Think of this Strategic Plan as your guidebook as you take the next step, which is identifying platform providers and setting up demos. Having an established Plan will save you time and effort as you go through this process. You should be able to share it with the provider, and allow them to convince you why their platform will be best for carrying out your Plan.
3. Revising the Plan
After you’ve selected your platform partner, you’ll know which out-of-the-box features you’ll have on your community. You can now elaborate on or revise your plan, and I highly encourage you to do so. For example, if one of your strategies was to “Incentivize engagement through gamification tactics,” you now have a clearer idea of which tactics you can implement. You can expand on that strategy by listing them out, such as, “Create a series of badges that rewards users for their contributions to a particular section of the community.”
You are more likely to see success with your community if you take these 3 steps first.

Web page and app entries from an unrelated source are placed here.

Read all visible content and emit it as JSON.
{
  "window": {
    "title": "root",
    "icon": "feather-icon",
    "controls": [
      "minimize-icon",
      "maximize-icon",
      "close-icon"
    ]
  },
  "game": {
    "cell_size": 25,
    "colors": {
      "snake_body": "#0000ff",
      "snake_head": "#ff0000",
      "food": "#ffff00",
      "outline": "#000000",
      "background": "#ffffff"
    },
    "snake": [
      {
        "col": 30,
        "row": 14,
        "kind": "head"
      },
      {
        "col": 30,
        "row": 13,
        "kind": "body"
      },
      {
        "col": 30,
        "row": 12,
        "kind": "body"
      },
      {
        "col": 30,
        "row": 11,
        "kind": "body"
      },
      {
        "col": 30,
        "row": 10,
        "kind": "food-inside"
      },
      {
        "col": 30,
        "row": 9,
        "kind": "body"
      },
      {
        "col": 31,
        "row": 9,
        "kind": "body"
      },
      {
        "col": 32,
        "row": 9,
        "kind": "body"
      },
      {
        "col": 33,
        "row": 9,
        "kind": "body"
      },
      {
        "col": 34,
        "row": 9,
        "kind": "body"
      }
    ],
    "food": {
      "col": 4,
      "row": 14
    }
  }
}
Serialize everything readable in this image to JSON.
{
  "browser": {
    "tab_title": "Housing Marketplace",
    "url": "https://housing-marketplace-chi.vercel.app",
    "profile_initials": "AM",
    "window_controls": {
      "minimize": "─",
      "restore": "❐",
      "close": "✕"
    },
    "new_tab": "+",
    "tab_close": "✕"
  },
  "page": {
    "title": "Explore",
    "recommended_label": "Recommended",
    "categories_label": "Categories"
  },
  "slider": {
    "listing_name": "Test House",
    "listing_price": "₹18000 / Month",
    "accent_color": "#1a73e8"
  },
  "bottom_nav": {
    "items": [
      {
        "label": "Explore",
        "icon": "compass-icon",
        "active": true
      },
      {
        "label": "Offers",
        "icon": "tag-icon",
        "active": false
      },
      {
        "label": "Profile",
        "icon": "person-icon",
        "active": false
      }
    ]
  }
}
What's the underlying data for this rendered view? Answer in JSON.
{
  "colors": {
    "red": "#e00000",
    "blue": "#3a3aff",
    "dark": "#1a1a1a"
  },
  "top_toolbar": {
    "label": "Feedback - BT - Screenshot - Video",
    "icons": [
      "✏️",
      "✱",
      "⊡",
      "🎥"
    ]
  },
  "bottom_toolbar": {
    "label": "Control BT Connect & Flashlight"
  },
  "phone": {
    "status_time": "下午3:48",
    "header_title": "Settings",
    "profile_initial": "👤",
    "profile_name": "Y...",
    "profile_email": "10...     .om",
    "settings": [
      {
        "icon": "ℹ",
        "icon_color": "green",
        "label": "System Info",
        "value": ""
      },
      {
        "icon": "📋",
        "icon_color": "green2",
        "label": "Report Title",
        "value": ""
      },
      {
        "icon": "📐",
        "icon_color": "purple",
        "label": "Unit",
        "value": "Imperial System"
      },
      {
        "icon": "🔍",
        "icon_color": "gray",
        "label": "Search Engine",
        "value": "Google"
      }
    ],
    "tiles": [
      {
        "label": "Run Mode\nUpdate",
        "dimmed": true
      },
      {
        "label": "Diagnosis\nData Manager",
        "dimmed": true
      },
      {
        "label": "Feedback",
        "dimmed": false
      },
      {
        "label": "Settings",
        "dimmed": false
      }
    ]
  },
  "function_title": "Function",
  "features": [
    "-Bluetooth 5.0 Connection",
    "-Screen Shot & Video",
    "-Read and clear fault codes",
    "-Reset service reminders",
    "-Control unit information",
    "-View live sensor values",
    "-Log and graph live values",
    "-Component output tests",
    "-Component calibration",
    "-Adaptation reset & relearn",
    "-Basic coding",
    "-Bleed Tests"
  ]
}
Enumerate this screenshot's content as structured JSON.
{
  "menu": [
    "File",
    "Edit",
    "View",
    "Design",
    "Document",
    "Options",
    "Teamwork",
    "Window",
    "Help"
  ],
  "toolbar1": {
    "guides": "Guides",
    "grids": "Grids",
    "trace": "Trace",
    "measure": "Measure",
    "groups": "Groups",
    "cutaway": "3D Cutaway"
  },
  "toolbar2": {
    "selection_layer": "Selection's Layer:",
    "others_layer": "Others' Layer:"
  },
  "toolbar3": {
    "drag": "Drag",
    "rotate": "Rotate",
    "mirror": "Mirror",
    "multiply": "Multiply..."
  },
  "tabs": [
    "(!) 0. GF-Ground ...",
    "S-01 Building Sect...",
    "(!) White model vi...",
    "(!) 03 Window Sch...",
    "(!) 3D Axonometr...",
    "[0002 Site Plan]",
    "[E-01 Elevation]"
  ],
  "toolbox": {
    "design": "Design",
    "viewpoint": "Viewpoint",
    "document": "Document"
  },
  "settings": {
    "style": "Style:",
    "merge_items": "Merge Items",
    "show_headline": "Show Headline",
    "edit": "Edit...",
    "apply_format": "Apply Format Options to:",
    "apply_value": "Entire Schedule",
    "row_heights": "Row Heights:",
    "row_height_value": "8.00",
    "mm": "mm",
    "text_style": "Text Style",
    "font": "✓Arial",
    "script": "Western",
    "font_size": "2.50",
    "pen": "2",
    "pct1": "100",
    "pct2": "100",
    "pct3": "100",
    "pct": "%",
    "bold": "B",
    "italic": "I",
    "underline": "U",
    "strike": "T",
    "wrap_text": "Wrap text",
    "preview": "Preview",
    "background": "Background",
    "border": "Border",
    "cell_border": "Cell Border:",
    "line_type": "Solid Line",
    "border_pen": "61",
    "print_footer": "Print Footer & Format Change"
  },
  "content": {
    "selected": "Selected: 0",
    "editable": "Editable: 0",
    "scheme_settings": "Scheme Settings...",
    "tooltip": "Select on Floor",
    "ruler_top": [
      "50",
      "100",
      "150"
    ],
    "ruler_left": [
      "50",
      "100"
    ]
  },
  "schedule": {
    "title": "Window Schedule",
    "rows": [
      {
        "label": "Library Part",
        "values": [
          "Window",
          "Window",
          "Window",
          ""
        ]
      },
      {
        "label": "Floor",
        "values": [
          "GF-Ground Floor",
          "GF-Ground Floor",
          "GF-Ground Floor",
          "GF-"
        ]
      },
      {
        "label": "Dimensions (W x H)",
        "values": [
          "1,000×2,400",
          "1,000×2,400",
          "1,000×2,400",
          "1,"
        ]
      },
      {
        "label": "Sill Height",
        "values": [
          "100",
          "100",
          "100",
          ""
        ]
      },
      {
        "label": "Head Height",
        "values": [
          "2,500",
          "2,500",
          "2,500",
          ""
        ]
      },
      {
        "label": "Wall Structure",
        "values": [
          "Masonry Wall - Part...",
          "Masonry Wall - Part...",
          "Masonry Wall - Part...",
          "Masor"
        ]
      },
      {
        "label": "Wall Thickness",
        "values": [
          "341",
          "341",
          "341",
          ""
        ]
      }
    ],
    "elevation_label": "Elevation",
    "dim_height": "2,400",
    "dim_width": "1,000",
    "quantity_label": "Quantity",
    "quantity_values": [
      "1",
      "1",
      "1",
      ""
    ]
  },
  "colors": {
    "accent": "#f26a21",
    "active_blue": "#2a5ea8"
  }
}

If all this sounds overwhelming or confusing, I’ve got good news for you: This is exactly the work I love doing. So please do contact me so that we can talk about how I can ease this process for you and point you in the right direction.